I of course review scholarly books for journals. Those are always anguished; it takes me weeks and weeks, and planners do not value book reviews the way I think they should. That said, most do not seem to value books the way I think they should. I have been told more than once that I should do fewer book reviews for journals, usually by people who want me to use my human capital for their ends. So.

The world is most noncompliant towards my wishes.

About a month or so ago I bought a small book review journal and tucked it into my notebook. I thought it was cheesy, but it was a cute, $5 thing, and… I love it. Unreasonably and passionately.

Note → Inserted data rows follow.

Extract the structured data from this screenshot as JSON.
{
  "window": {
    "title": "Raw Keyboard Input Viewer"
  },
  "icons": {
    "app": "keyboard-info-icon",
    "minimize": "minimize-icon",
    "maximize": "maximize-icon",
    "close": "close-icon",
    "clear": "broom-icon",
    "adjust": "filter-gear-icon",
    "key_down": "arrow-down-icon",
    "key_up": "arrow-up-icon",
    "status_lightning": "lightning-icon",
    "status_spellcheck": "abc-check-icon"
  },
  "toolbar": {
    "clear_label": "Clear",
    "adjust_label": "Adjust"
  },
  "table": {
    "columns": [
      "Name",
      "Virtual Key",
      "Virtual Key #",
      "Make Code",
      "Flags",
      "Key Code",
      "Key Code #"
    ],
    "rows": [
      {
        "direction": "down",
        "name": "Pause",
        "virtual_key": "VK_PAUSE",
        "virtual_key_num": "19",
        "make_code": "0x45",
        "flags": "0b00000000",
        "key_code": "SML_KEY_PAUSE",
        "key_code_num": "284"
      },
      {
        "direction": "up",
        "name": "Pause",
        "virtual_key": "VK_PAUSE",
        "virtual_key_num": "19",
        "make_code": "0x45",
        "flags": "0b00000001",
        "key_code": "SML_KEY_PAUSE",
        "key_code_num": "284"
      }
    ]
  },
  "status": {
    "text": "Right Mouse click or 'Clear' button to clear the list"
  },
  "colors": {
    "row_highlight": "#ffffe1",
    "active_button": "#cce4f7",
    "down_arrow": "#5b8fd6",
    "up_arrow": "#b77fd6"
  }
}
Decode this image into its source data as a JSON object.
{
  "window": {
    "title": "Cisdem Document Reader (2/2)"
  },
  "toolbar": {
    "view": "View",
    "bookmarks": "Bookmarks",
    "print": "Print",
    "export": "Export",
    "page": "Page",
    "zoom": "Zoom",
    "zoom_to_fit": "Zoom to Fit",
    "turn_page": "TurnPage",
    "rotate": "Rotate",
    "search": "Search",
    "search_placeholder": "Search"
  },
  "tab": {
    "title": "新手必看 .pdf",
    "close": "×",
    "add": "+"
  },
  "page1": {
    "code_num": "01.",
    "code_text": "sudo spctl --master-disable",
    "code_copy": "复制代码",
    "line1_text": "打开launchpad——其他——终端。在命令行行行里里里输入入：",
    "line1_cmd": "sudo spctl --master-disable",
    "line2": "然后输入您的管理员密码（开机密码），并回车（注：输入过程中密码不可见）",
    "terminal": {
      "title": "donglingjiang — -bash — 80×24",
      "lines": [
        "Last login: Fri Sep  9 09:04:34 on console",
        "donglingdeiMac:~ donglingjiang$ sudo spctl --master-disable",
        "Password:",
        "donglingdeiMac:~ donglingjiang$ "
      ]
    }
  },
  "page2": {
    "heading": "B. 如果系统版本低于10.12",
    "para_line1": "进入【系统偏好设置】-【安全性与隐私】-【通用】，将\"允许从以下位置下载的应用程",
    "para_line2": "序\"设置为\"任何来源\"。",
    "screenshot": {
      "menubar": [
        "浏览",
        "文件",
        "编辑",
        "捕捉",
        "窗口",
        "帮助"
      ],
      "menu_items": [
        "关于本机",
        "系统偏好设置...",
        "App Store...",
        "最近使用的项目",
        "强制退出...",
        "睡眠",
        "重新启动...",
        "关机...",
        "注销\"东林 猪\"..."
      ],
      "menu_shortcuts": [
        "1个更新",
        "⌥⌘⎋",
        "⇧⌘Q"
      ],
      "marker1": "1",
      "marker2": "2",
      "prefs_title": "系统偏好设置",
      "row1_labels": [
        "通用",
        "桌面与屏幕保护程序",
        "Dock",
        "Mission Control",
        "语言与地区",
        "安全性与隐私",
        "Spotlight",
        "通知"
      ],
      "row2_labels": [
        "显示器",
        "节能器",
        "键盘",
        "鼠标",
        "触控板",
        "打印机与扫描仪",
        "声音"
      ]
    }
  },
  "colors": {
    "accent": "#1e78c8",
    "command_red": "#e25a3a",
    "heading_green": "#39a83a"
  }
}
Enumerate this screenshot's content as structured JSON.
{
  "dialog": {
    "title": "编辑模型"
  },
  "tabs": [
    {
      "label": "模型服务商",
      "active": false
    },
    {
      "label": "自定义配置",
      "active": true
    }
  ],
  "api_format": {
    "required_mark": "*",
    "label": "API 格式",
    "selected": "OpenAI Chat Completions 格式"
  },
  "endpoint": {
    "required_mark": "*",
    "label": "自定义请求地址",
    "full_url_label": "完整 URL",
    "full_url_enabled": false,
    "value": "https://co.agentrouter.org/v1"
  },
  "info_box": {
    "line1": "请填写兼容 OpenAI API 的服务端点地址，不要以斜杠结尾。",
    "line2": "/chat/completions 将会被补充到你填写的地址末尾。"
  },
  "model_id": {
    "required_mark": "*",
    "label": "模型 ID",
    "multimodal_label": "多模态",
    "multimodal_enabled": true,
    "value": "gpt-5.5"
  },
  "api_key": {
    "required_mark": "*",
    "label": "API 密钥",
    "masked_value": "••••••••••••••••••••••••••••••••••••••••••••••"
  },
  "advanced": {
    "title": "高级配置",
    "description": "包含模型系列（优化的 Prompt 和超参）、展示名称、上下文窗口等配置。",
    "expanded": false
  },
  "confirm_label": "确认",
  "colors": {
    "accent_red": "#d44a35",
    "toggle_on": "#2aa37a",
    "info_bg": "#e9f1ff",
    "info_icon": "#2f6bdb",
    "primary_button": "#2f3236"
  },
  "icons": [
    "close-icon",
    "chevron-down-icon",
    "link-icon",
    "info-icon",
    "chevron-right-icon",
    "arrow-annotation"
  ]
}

I love writing little reflections and questions just for me. My reflections are way more honest than anything I post anywhere. Without the perforative aspect of explaining my views to other people, my journaling about the book creates a more intimate bond between me and the book. Perhaps the worst thing about public reviewing is simply that I have to have reasons for not liking a book if I didn’t. In my little journal, I have entries that I just do not fill in if I abandon a book. If I didn’t like something about it, I will probably remember what I didn’t like and not go back; if I just drifted away from the book, well, perhaps right then wasn’t the right time for it and I will return, with no shame, someday when I am ready for it and the book is ready for me.

I feel like I have to be a public reader in some ways, to embody the life of the mind, as a professor on social media. But I have to admit, I have enjoyed my secret relationships with books never really discussed with anybody else. I am also jazzed at how journaling has enhanced the public, performative aspects to my reading-thinking in such venues as this blog and the Bedrosian Book Club Podcast.